Once you have the form, make sure that you have a Tax ID number for each of your self-employed workers. This can be found on their W-9 form, which you should have sent them when you onboarded them into the company. If your worker refuses to give you their Tax ID number – this should be a warning sign about working with them, but as a last resort you can fill in this space with zeros for the IRS to follow up on.

Next, add your business details, including your name, address, and federal employer ID number. In each box, you’ll be able to see what you need to include. For example, in Box 1, you will include the dollar amount that you paid the contractor during the tax year.

Many of the boxes will be to do with withholding taxes, which is usually not a concern for self-employed individuals who handle their own taxes through self-assessment each year. However, in some cases, the IRS may reach out and let you know that this particular worker is subject to backup withholding, which is generally 24%. You should be able to check Part II of your worker’s Form W-9 and see where they have certified that they are not subject to backup withholding. (See how important that W-9 is becoming?)

Don’t forget to use Box 6 to identify the states to which you’ll be reporting the income, and then send copy A to the IRS, and copy B to the self-employed worker.

Form NEC-1099 instructions for understanding deadlines and penalties

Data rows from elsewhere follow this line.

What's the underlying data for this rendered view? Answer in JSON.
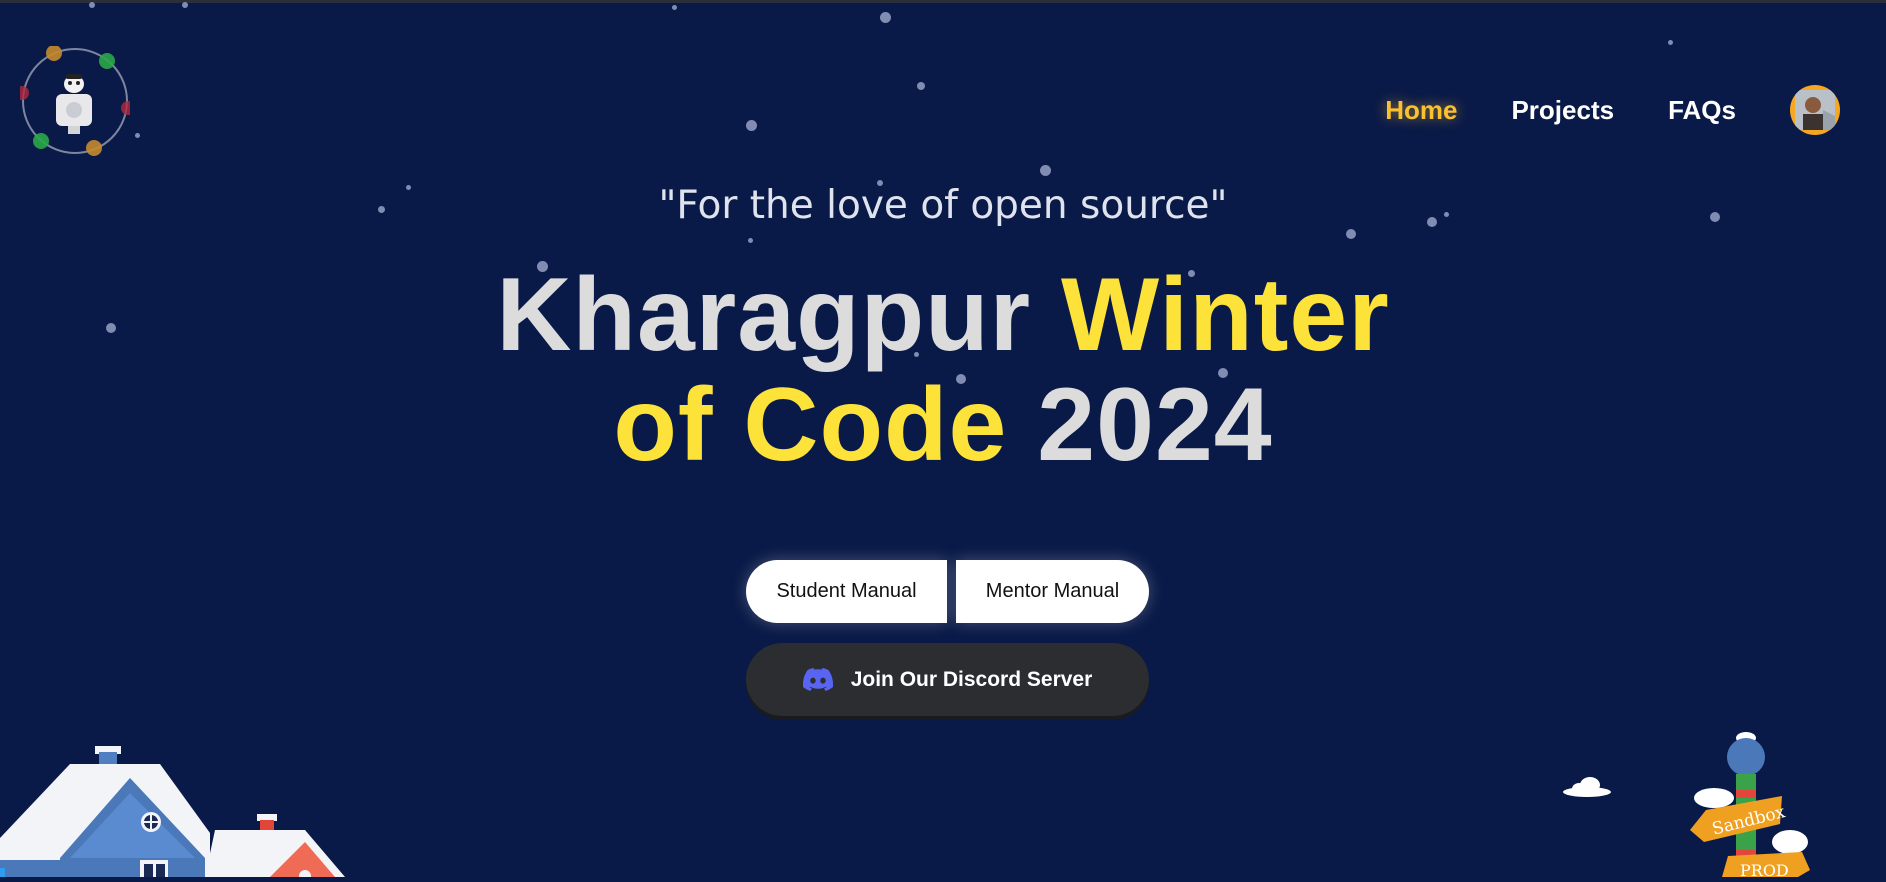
{
  "nav": {
    "items": [
      {
        "label": "Home",
        "active": true
      },
      {
        "label": "Projects",
        "active": false
      },
      {
        "label": "FAQs",
        "active": false
      }
    ],
    "logo_icon": "kwoc-robot-logo-icon",
    "avatar_icon": "user-avatar-icon"
  },
  "hero": {
    "tagline": "\"For the love of open source\"",
    "title": {
      "part1": "Kharagpur ",
      "part2": "Winter",
      "part3": "of Code",
      "part4": " 2024"
    }
  },
  "buttons": {
    "student_manual": "Student Manual",
    "mentor_manual": "Mentor Manual",
    "discord": "Join Our Discord Server"
  },
  "colors": {
    "background": "#0a1a48",
    "accent_yellow": "#fde23a",
    "nav_active": "#fbc02d",
    "discord_blurple": "#5865f2"
  },
  "decorations": {
    "signpost_labels": [
      "Sandbox",
      "PROD"
    ]
  }
}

In line with the deadline for submitting Form W-2, the deadline for Form NEC-1099 is January 31st (or February 1st /2nd if the 31st falls over the weekend, as it did in 2020). Mark your calendars, as if you miss the deadline, you’ll be subject to a minimum of $100 in fines for each form you didn’t submit on time, and the penalties have no stated maximum if the IRS considers you to have willfully ignored your responsibility. That’s a lot less free cash to spend on Tony the IT guy next year.